When David Maxfield and I pulled up to the plywood mill, we were surprised to see an ambulance parked out front. We had come to study the impact of an upcoming leadership training program, but I must admit it was difficult to think about research as we walked by a vehicle that had “Sisters of Mercy Hospital” painted on both sides in large, red letters.
Our guess was that an employee had suffered an accident. After all, the place sported gigantic saw blades, menacing debarkers, and a terrifying machine known as “the hog.” Which, by the way, you’re not allowed to go near, unless you’re wearing a safety belt that keeps you from falling into a hole in the floor that leads to an assortment of razor-sharp, spinning blades.
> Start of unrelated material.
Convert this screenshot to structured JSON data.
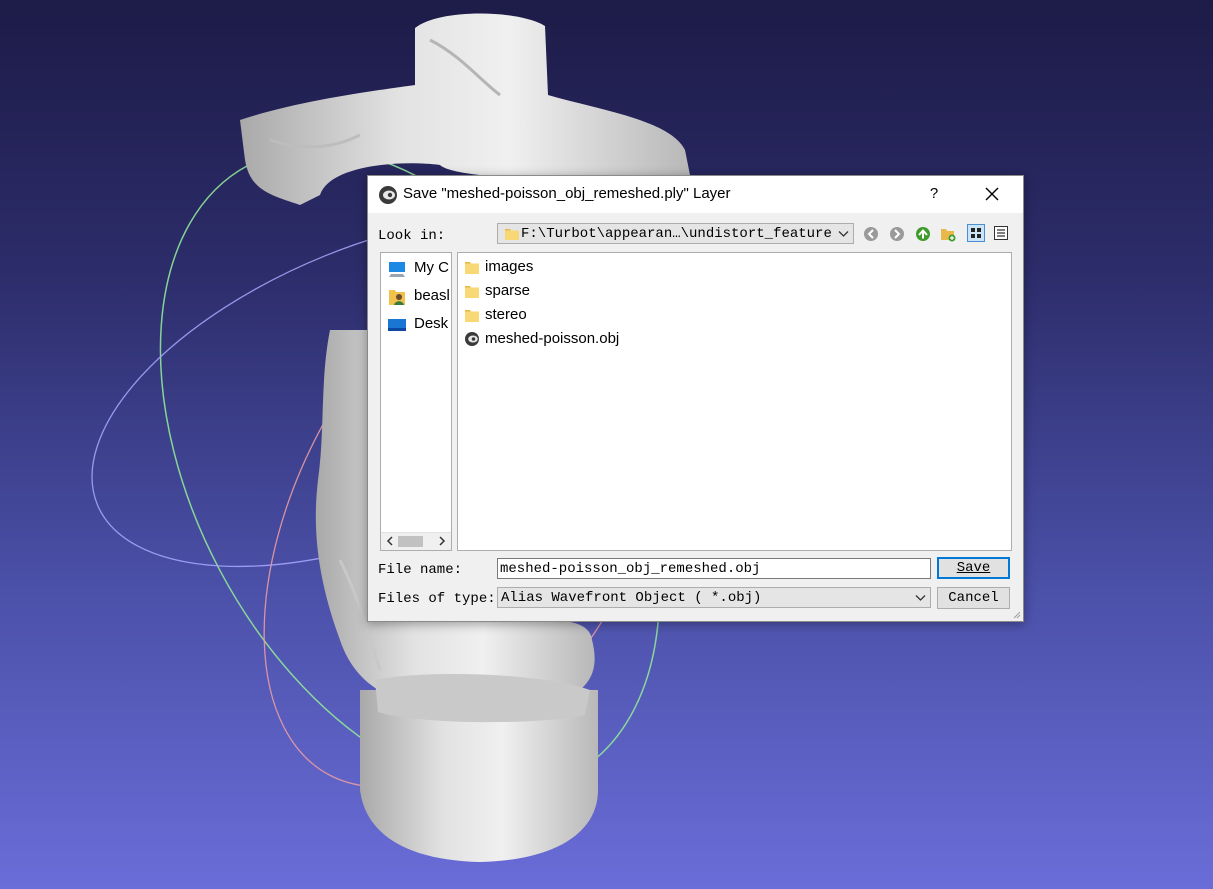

It turns out, there had been no accident. According to Tony, the HR manager who was now taking us on a tour of the facility, a supervisor on the graveyard shift had confronted Max, an hourly employee who wasn’t following correct procedures. Max disagreed. One thing led to another until Max pushed Tony, who pushed back, and then Max fell and cut a large gash in his forehead.
“But we’re trying to turn that around,” explained the HR manager. “That’s why we’re implementing a leadership training program. We want you to help us determine if the instruction we’ll be providing actually works.”
As Max was loaded into the ambulance, David and I walked to the main conference room just down the hall. There, scattered around a table, sat eight randomly selected employees who had been scheduled to talk with us about what it was like working in a plywood mill. This was to be the first of two dozen such group interviews.
As I cleared my throat to start the conversation, as if on cue, the ambulance driver sounded the siren. Everyone turned to the window to watch the emergency vehicle haul their coworker away. Then, in unison, the eight employees turned their heads back toward David and me and shot us a look that said, “What do you think of the place so far?”
By now I was aching to know what these employees thought about the shoving match that had just occurred. So I asked, “What happens around this place if you dislike how you’ve been treated by one of your leaders?” After a brief pause, a fellow looked me in the eye, smiled contemptuously, and uttered two words that to this day reverberate in my mind. “The hog!”
As the blood drained from my face I managed to ask, “You mean that machine with the nasty blades that you use to cut up scrap veneer?”
“Exactly!” he replied. By now I was envisioning a team of angry employees wrestling their foreman to the ground and stuffing him into that frightening hole in the floor. “So, precisely what do you mean when you say ‘the hog’?” I continued as I prayed for an answer that didn’t involve death and dismemberment.
“When our boss leaves our work area, we take perfectly good veneer and throw it into the hog,” one of the interviewees answered politely. “That’s right,” another employee chimed in. “The hog is used for chopping up scrap. When someone grinds up good veneer, it hurts the foreman’s numbers. That gets the foreman in trouble with the plant manager.”
“Absolutely. If you want to get even with a supervisor who just insulted you or tried to jerk you around,” explained still another interviewee, “you feed the hog.”
It was from this incident that David and I created the expression “The Law of the Hog.” It means that if you talk with someone who has disappointed you or behaved poorly, but you do so in a way that is less than professional, others may find a way to get even—i.e., “feed the hog.”
Over the years, we’ve learned that every organization has its own version of feeding the hog. In one freight-shipping company, employees who become upset at being mistreated have been known to throw perfectly good parts into the deep blue sea. At a computer chip manufacturer, disgruntled associates flush gold chips down the toilet. At a software company, angry code writers purposely write errors into the program. These acts of sabotage are a means of seeking revenge on the leaders.
Of course, not everyone who believes he or she has been treated poorly seeks such direct and active revenge. The most common method of feeding the hog takes the form of lost focus, energy, and engagement. After being harshly treated by a leader, employees spend time talking about what just happened rather than doing their job. Next, they refuse to put in extra effort. Eventually they disengage.
But there’s more to the hog story. Years later I asked David (who had talked extensively with Tony, the abusive supervisor) how Tony felt about the incident.
“Actually,” replied David, “he was devastated. He had worked at the mill for years. When he was finally promoted to foreman, he discovered that it was difficult to get people to listen to him. He desperately wanted employees to follow procedures and meet deadlines, but they often ignored him. With time,” David continued, “he learned to rely on intimidation but he hated doing so. It was a small town. Some of Tony’s direct reports were neighbors, others relatives, and now they all saw him as the enemy. Tony’s own wife refused to go to church with him or otherwise be seen with him in public.”
So this wasn’t merely a story of aggression followed by revenge. Tony wasn’t the bad guy and the employees weren’t innocent bystanders exacting justice. It was a more complex tale about creating a culture of accountability. Fortunately, the leadership training we were hired to study actually did teach foremen how to hold others accountable. By learning best practices, Tony and the other leaders discovered what many skilled leaders had known for years. When you carefully study how to hold others accountable, and then actually use the skills you’ve learned, you don’t have to rely on intimidation, threats, and abuse. You can deal with deviations and disappointments without feeding the hog.
And, unless you’re the hog, that’s a good thing.
You can also go to our YouTube channel to see a video version of The Law of the Hog.